Boot Camp Assistant will automatically remove Windows and expand the macOS partition for you, reclaiming all of that space. Warning: This will delete all the files on your Windows partition, so be sure you have backup copies first!
- Mac OS X Kodiak, 10.0 (Cheetah), 10.1 (Puma), 10.2 (Jaguar), 10.3 (Panther), 10.4 (Tiger), 10.5 (Leopard), 10.6 (Snow Leopard), 10.7 (Lion)
- OS X 10.8 (Mountain Lion), 10.9 (Mavericks), 10.10 (Yosemite), 10.11 (El Capitan)
- macOS 10.12 (Sierra), 10.13 (High Sierra), 10.14 (Mojave), 10.15 (Catalina), 11.0 (Big Sur) and Later Version.

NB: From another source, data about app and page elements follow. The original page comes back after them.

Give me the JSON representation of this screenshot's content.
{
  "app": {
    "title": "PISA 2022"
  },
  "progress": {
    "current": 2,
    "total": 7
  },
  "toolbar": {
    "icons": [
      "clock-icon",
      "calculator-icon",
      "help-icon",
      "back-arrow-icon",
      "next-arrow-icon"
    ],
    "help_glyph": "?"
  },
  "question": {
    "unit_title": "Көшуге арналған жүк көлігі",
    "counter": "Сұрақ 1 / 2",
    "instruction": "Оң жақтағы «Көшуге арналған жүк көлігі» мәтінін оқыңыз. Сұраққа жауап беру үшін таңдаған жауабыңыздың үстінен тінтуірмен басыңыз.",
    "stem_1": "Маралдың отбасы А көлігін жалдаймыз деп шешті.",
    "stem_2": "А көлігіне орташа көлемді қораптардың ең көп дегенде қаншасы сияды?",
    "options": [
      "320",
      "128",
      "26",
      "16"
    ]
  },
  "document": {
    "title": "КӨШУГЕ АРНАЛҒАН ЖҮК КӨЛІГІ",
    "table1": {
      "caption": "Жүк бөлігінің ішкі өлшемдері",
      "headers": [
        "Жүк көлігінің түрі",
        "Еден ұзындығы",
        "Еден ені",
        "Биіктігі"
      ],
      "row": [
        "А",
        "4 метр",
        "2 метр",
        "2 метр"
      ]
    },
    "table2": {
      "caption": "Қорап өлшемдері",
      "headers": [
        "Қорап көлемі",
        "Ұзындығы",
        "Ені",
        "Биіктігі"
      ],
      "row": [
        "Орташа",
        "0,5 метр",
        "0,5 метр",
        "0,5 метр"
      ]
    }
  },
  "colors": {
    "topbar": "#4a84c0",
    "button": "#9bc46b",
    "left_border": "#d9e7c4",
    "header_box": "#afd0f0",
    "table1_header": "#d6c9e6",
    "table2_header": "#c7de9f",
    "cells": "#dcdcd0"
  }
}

- Supported Hardware: Intel or Apple Chip (M1) or PowerPC Mac.
Bootcamp For Mac installer will also partition your disk, copy the installer to that partition, and place the drivers so they’ll run after installation. You can keep using your Mac while all this is running, though things will slow down a lot during the partitioning phase.
How you should allocate the space depends on how much space you want for your Windows system and how much space you want for your macOS system. If you want to resize your partitions after this process, you’ll need to use a third-party tool, so choose carefully now.
Note that, if you’re installing Windows 7, the order here is slightly different: Boot Camp will first guide you through setting up your installer USB disk, then ask you about partitioning.
When you’re ready, click “Install” and Boot Camp will start downloading drivers, which it calls “Windows support software.”